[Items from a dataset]
--- START ---
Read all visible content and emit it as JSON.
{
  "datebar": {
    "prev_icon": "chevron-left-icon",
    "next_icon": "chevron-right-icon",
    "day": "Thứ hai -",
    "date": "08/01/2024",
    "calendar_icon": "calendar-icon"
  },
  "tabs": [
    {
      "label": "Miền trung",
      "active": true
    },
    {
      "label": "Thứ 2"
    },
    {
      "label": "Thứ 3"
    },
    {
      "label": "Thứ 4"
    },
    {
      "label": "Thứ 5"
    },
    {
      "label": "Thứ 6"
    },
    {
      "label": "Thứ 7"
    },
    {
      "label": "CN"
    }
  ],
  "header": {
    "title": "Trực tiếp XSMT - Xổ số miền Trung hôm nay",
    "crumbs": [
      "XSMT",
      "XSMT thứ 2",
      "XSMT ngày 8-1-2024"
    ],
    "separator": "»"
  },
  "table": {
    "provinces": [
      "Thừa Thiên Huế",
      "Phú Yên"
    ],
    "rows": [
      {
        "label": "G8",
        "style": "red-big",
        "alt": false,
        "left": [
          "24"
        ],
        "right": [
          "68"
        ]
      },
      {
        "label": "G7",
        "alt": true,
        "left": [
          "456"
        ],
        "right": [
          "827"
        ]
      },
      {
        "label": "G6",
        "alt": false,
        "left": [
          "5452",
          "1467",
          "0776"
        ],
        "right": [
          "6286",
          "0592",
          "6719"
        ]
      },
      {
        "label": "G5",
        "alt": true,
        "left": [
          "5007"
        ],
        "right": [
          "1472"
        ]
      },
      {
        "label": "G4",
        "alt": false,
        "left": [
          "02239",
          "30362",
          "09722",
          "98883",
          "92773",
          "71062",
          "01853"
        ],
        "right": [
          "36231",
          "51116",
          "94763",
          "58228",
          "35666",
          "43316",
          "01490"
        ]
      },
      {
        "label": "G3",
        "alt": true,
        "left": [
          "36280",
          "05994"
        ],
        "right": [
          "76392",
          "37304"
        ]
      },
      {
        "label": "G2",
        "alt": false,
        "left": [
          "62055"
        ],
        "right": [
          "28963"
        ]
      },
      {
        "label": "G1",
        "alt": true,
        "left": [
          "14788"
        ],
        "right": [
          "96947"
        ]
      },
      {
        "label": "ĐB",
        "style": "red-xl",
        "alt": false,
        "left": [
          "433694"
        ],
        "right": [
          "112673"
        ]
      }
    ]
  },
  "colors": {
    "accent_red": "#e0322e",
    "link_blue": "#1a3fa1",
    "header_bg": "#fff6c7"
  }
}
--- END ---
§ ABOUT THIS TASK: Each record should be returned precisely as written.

§ ANSWER TO THIS EXERCISE:
Read all visible content and emit it as JSON.
{
  "datebar": {
    "prev_icon": "chevron-left-icon",
    "next_icon": "chevron-right-icon",
    "day": "Thứ hai -",
    "date": "08/01/2024",
    "calendar_icon": "calendar-icon"
  },
  "tabs": [
    {
      "label": "Miền trung",
      "active": true
    },
    {
      "label": "Thứ 2"
    },
    {
      "label": "Thứ 3"
    },
    {
      "label": "Thứ 4"
    },
    {
      "label": "Thứ 5"
    },
    {
      "label": "Thứ 6"
    },
    {
      "label": "Thứ 7"
    },
    {
      "label": "CN"
    }
  ],
  "header": {
    "title": "Trực tiếp XSMT - Xổ số miền Trung hôm nay",
    "crumbs": [
      "XSMT",
      "XSMT thứ 2",
      "XSMT ngày 8-1-2024"
    ],
    "separator": "»"
  },
  "table": {
    "provinces": [
      "Thừa Thiên Huế",
      "Phú Yên"
    ],
    "rows": [
      {
        "label": "G8",
        "style": "red-big",
        "alt": false,
        "left": [
          "24"
        ],
        "right": [
          "68"
        ]
      },
      {
        "label": "G7",
        "alt": true,
        "left": [
          "456"
        ],
        "right": [
          "827"
        ]
      },
      {
        "label": "G6",
        "alt": false,
        "left": [
          "5452",
          "1467",
          "0776"
        ],
        "right": [
          "6286",
          "0592",
          "6719"
        ]
      },
      {
        "label": "G5",
        "alt": true,
        "left": [
          "5007"
        ],
        "right": [
          "1472"
        ]
      },
      {
        "label": "G4",
        "alt": false,
        "left": [
          "02239",
          "30362",
          "09722",
          "98883",
          "92773",
          "71062",
          "01853"
        ],
        "right": [
          "36231",
          "51116",
          "94763",
          "58228",
          "35666",
          "43316",
          "01490"
        ]
      },
      {
        "label": "G3",
        "alt": true,
        "left": [
          "36280",
          "05994"
        ],
        "right": [
          "76392",
          "37304"
        ]
      },
      {
        "label": "G2",
        "alt": false,
        "left": [
          "62055"
        ],
        "right": [
          "28963"
        ]
      },
      {
        "label": "G1",
        "alt": true,
        "left": [
          "14788"
        ],
        "right": [
          "96947"
        ]
      },
      {
        "label": "ĐB",
        "style": "red-xl",
        "alt": false,
        "left": [
          "433694"
        ],
        "right": [
          "112673"
        ]
      }
    ]
  },
  "colors": {
    "accent_red": "#e0322e",
    "link_blue": "#1a3fa1",
    "header_bg": "#fff6c7"
  }
}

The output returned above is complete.